What the task needs is the data below, written out verbatim.

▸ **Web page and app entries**
......

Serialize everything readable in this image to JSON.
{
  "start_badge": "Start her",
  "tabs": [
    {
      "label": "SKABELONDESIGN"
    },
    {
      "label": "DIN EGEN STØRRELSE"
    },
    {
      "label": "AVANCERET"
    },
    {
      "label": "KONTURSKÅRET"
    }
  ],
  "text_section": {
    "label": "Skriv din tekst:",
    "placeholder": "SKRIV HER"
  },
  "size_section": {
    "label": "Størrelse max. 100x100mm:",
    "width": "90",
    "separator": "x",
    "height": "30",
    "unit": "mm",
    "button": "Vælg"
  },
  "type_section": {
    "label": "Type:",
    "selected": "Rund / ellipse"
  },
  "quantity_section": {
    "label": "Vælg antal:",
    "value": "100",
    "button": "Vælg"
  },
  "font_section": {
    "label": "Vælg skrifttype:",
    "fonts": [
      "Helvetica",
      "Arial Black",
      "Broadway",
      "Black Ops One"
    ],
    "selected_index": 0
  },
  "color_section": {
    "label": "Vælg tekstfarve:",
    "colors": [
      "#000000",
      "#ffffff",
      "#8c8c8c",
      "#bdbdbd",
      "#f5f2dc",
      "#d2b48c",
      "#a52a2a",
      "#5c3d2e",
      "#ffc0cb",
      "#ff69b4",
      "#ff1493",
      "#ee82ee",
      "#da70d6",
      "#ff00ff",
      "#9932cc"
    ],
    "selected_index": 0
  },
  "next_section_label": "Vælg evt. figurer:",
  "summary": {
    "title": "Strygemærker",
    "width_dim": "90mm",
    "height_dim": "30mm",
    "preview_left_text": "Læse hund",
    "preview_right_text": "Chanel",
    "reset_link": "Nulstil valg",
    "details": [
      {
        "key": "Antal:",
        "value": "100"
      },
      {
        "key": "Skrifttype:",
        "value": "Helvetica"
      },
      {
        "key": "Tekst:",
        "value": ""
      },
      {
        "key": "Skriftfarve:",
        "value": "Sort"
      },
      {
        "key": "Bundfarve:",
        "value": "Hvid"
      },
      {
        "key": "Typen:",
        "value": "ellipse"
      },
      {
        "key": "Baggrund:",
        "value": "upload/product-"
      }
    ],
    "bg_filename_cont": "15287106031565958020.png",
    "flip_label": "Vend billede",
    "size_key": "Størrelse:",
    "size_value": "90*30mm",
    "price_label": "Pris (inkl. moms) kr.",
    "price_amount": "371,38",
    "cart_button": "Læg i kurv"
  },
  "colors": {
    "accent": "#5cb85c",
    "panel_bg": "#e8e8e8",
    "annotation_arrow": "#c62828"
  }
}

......

▸ **Task solution**
Serialize everything readable in this image to JSON.
{
  "start_badge": "Start her",
  "tabs": [
    {
      "label": "SKABELONDESIGN"
    },
    {
      "label": "DIN EGEN STØRRELSE"
    },
    {
      "label": "AVANCERET"
    },
    {
      "label": "KONTURSKÅRET"
    }
  ],
  "text_section": {
    "label": "Skriv din tekst:",
    "placeholder": "SKRIV HER"
  },
  "size_section": {
    "label": "Størrelse max. 100x100mm:",
    "width": "90",
    "separator": "x",
    "height": "30",
    "unit": "mm",
    "button": "Vælg"
  },
  "type_section": {
    "label": "Type:",
    "selected": "Rund / ellipse"
  },
  "quantity_section": {
    "label": "Vælg antal:",
    "value": "100",
    "button": "Vælg"
  },
  "font_section": {
    "label": "Vælg skrifttype:",
    "fonts": [
      "Helvetica",
      "Arial Black",
      "Broadway",
      "Black Ops One"
    ],
    "selected_index": 0
  },
  "color_section": {
    "label": "Vælg tekstfarve:",
    "colors": [
      "#000000",
      "#ffffff",
      "#8c8c8c",
      "#bdbdbd",
      "#f5f2dc",
      "#d2b48c",
      "#a52a2a",
      "#5c3d2e",
      "#ffc0cb",
      "#ff69b4",
      "#ff1493",
      "#ee82ee",
      "#da70d6",
      "#ff00ff",
      "#9932cc"
    ],
    "selected_index": 0
  },
  "next_section_label": "Vælg evt. figurer:",
  "summary": {
    "title": "Strygemærker",
    "width_dim": "90mm",
    "height_dim": "30mm",
    "preview_left_text": "Læse hund",
    "preview_right_text": "Chanel",
    "reset_link": "Nulstil valg",
    "details": [
      {
        "key": "Antal:",
        "value": "100"
      },
      {
        "key": "Skrifttype:",
        "value": "Helvetica"
      },
      {
        "key": "Tekst:",
        "value": ""
      },
      {
        "key": "Skriftfarve:",
        "value": "Sort"
      },
      {
        "key": "Bundfarve:",
        "value": "Hvid"
      },
      {
        "key": "Typen:",
        "value": "ellipse"
      },
      {
        "key": "Baggrund:",
        "value": "upload/product-"
      }
    ],
    "bg_filename_cont": "15287106031565958020.png",
    "flip_label": "Vend billede",
    "size_key": "Størrelse:",
    "size_value": "90*30mm",
    "price_label": "Pris (inkl. moms) kr.",
    "price_amount": "371,38",
    "cart_button": "Læg i kurv"
  },
  "colors": {
    "accent": "#5cb85c",
    "panel_bg": "#e8e8e8",
    "annotation_arrow": "#c62828"
  }
}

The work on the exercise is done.